The parameter imaging method is particularly suitable for the development of new therapeutics, medical devices and diagnostic methods. “Clinical data, including the imaging data, that achieve what they set out to achieve, highlight the potential of new therapies and point the way towards further targeted development,” Zinggrebe said. “The crux with newer drug substances used for treating cancer is that they have an excellent effect in some patient subgroups, but hardly any in others. This is mainly due to the drugs’ specific mechanism of action. Functional imaging provides information on whether a specific treatment scheme is effective or not at a relatively early stage. “This helps save valuable time, especially in cases where one drug proves ineffective and needs to be replaced by a different one,” Klör added. For example, a relatively new class of substances, known as angiogenesis inhibitors, does not directly kill the tumour cells. These drugs prevent the growth of new blood vessels, which tumours need in order to grow larger. Klör explains that functional imaging has the potential to detect the success or failure of cancer therapies involving angiogenesis inhibitors much earlier in the treatment process than slice images, which simply provide information about changes in tumour size. In fact, many hospitals, especially larger ones, are already using the innovative parameter imaging method for the differential diagnosis of CNS diseases, in the fields of oncology and rheumatology. “However, the application of such methods is not yet routine,” Zinggrebe added.

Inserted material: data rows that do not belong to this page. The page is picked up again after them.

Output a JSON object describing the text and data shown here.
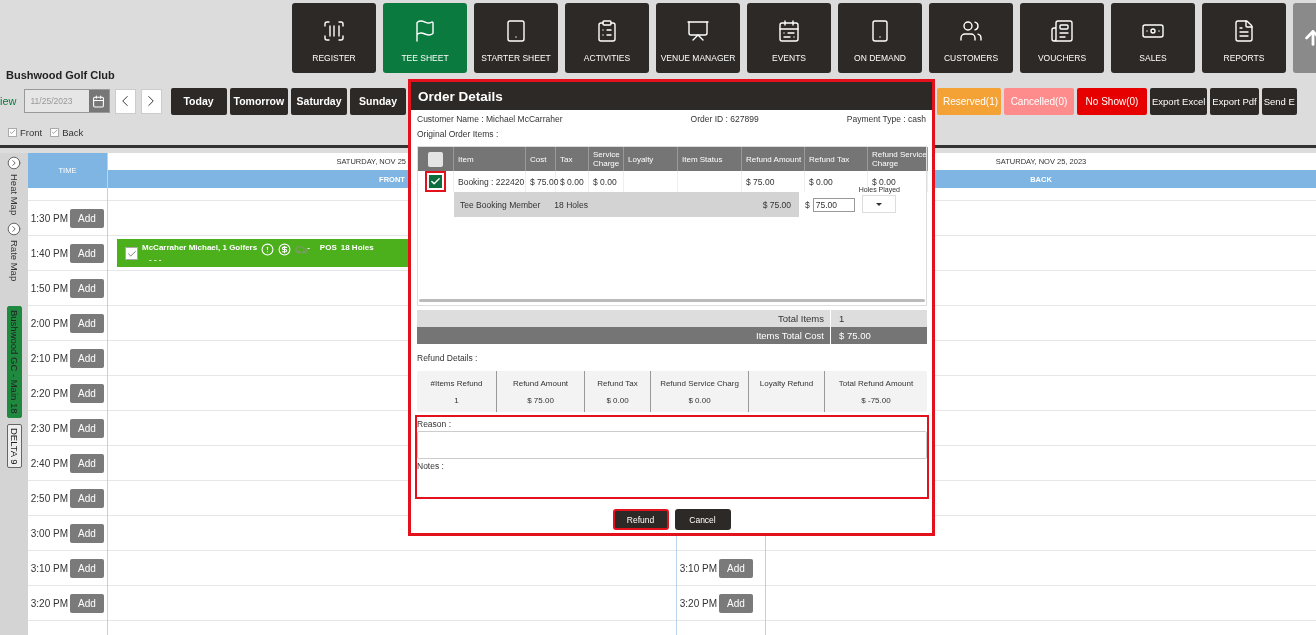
{
  "nav": [
    {
      "label": "REGISTER",
      "selected": false
    },
    {
      "label": "TEE SHEET",
      "selected": true
    },
    {
      "label": "STARTER SHEET",
      "selected": false
    },
    {
      "label": "ACTIVITIES",
      "selected": false
    },
    {
      "label": "VENUE MANAGER",
      "selected": false
    },
    {
      "label": "EVENTS",
      "selected": false
    },
    {
      "label": "ON DEMAND",
      "selected": false
    },
    {
      "label": "CUSTOMERS",
      "selected": false
    },
    {
      "label": "VOUCHERS",
      "selected": false
    },
    {
      "label": "SALES",
      "selected": false
    },
    {
      "label": "REPORTS",
      "selected": false
    }
  ],
  "club_name": "Bushwood Golf Club",
  "toolbar": {
    "view_label": "iew",
    "date": "11/25/2023",
    "quick_dates": [
      "Today",
      "Tomorrow",
      "Saturday",
      "Sunday"
    ],
    "status_filters": [
      {
        "label": "Reserved(1)",
        "color": "#f4a236"
      },
      {
        "label": "Cancelled(0)",
        "color": "#ff8c8c"
      },
      {
        "label": "No Show(0)",
        "color": "#e60000"
      }
    ],
    "actions": [
      "Export Excel",
      "Export Pdf",
      "Send E"
    ]
  },
  "course_filters": [
    {
      "label": "Front",
      "checked": true
    },
    {
      "label": "Back",
      "checked": true
    }
  ],
  "map_toggles": [
    "Heat Map",
    "Rate Map"
  ],
  "courses": [
    {
      "label": "Bushwood GC - Main 18",
      "selected": true
    },
    {
      "label": "DELTA 9",
      "selected": false
    }
  ],
  "time_header": "TIME",
  "front": {
    "date": "SATURDAY, NOV 25",
    "title": "FRONT"
  },
  "back": {
    "date": "SATURDAY, NOV 25, 2023",
    "title": "BACK"
  },
  "slots": [
    {
      "time": "1:30 PM",
      "action": "Add"
    },
    {
      "time": "1:40 PM",
      "action": "Add",
      "booking": {
        "name": "McCarraher Michael, 1 Golfers",
        "checked": true,
        "cart_status": "-",
        "source": "POS",
        "holes": "18 Holes",
        "note": "- - -"
      }
    },
    {
      "time": "1:50 PM",
      "action": "Add"
    },
    {
      "time": "2:00 PM",
      "action": "Add"
    },
    {
      "time": "2:10 PM",
      "action": "Add"
    },
    {
      "time": "2:20 PM",
      "action": "Add"
    },
    {
      "time": "2:30 PM",
      "action": "Add"
    },
    {
      "time": "2:40 PM",
      "action": "Add"
    },
    {
      "time": "2:50 PM",
      "action": "Add"
    },
    {
      "time": "3:00 PM",
      "action": "Add"
    },
    {
      "time": "3:10 PM",
      "action": "Add",
      "back_time": "3:10 PM",
      "back_action": "Add"
    },
    {
      "time": "3:20 PM",
      "action": "Add",
      "back_time": "3:20 PM",
      "back_action": "Add"
    }
  ],
  "dialog": {
    "title": "Order Details",
    "highlighted": true,
    "customer": "Customer Name : Michael McCarraher",
    "order_id": "Order ID : 627899",
    "payment": "Payment Type : cash",
    "items_label": "Original Order Items :",
    "select_all": {
      "checked": false
    },
    "columns": [
      "Item",
      "Cost",
      "Tax",
      "Service Charge",
      "Loyalty",
      "Item Status",
      "Refund Amount",
      "Refund Tax",
      "Refund Service Charge"
    ],
    "rows": [
      {
        "checked": true,
        "highlighted": true,
        "item": "Booking : 222420",
        "cost": "$ 75.00",
        "tax": "$ 0.00",
        "service_charge": "$ 0.00",
        "refund_amount": "$ 75.00",
        "refund_tax": "$ 0.00",
        "refund_service_charge": "$ 0.00",
        "detail": {
          "description": "Tee Booking Member",
          "holes": "18 Holes",
          "price": "$ 75.00",
          "currency": "$",
          "refund_value": "75.00",
          "holes_played_label": "Holes Played"
        }
      }
    ],
    "totals": [
      {
        "label": "Total Items",
        "value": "1"
      },
      {
        "label": "Items Total Cost",
        "value": "$ 75.00"
      }
    ],
    "refund_label": "Refund Details :",
    "refund_summary": [
      {
        "label": "#Items Refund",
        "value": "1"
      },
      {
        "label": "Refund Amount",
        "value": "$ 75.00"
      },
      {
        "label": "Refund Tax",
        "value": "$ 0.00"
      },
      {
        "label": "Refund Service Charg",
        "value": "$ 0.00"
      },
      {
        "label": "Loyalty Refund"
      },
      {
        "label": "Total Refund Amount",
        "value": "$ -75.00"
      }
    ],
    "notes_highlighted": true,
    "reason_label": "Reason :",
    "notes_label": "Notes :",
    "buttons": [
      {
        "label": "Refund",
        "highlighted": true
      },
      {
        "label": "Cancel",
        "highlighted": false
      }
    ]
  }
}
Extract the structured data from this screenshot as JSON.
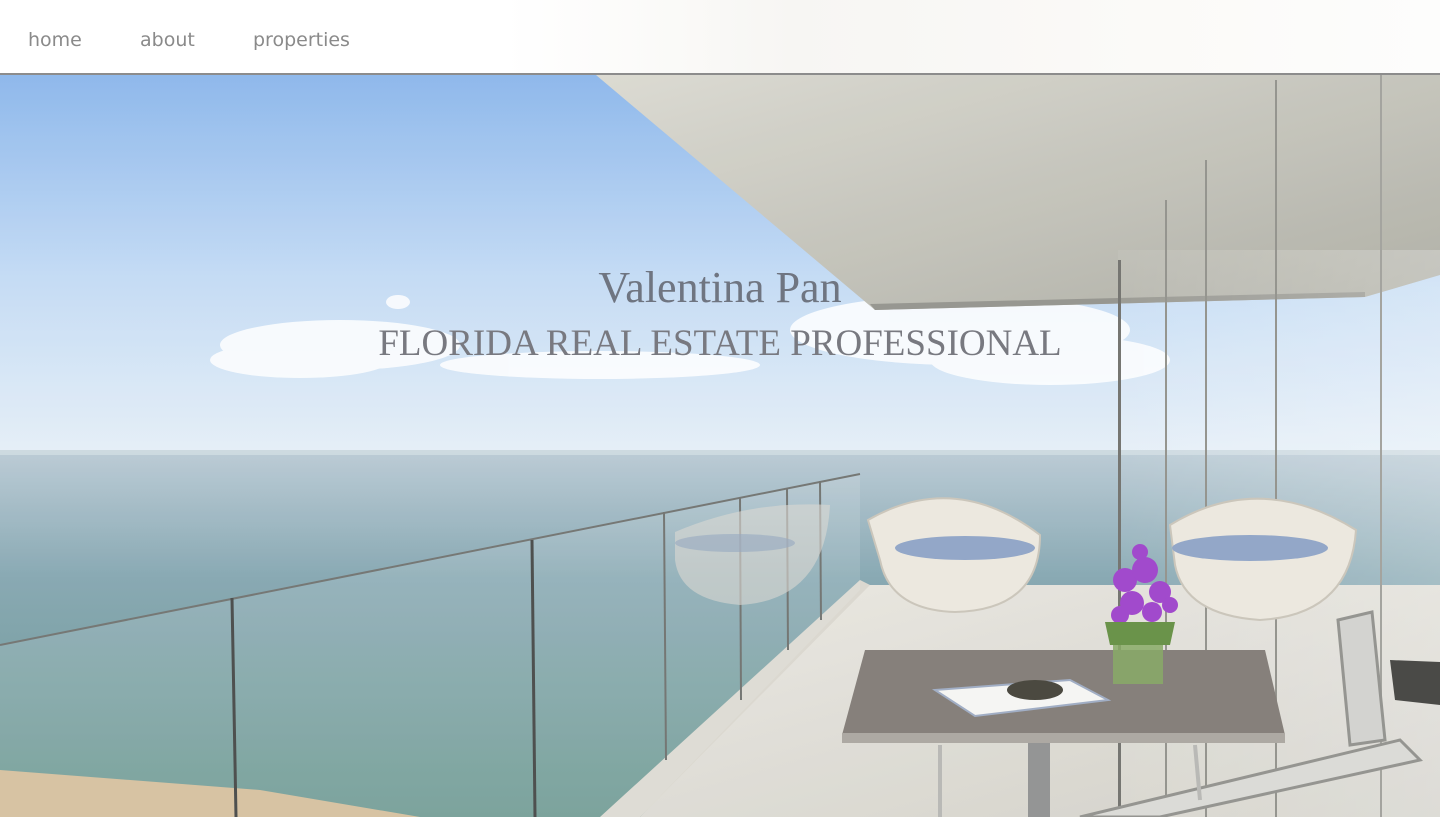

One of the great challenges in MRI perfusion imaging is the inconsistency in the acquisition of data and the complexity of existing post-processing methods. There is therefore great need for standardisation. syneed imaging has initiated a study aimed at standardising perfusion imaging using CNS diseases as the example. This study pools the results from other studies in which MRI data of patients with acute stroke, brain tumours and Alzheimer’s were collected. According to Isabel Klör, there is an increasing trend towards more effective MRI devices. “More and more study centres have access to high-field (7 Tesla) MRI devices; a growing number of clinical trials involve PET investigations, including the use of PET-MRI which is not yet very common,” Klör said. Magnetic particle imaging (MPI), another novel imaging modality used to perform measurements of local contrast agent concentrations, provides an unparalleled level of anatomical detail. Higher spatio-temporal resolution is a prerequisite for developing functional methods with an increasing level of differentiation. Moreover, the diagnostic meaningfulness of the new methods needs to be compared and validated before the methods can be applied. “However, cost pressures within the health system limit the broad application of cutting-edge imaging methods,” added Zinggrebe.
Further information:Dr. med. Achim Zinggrebe Dr. rer. nat. Thomas Plath Isabel Klörsyneed medidata GmbHMax-Stromeyer-Str. 16678467 KonstanzE-mail: info(at)medidata.de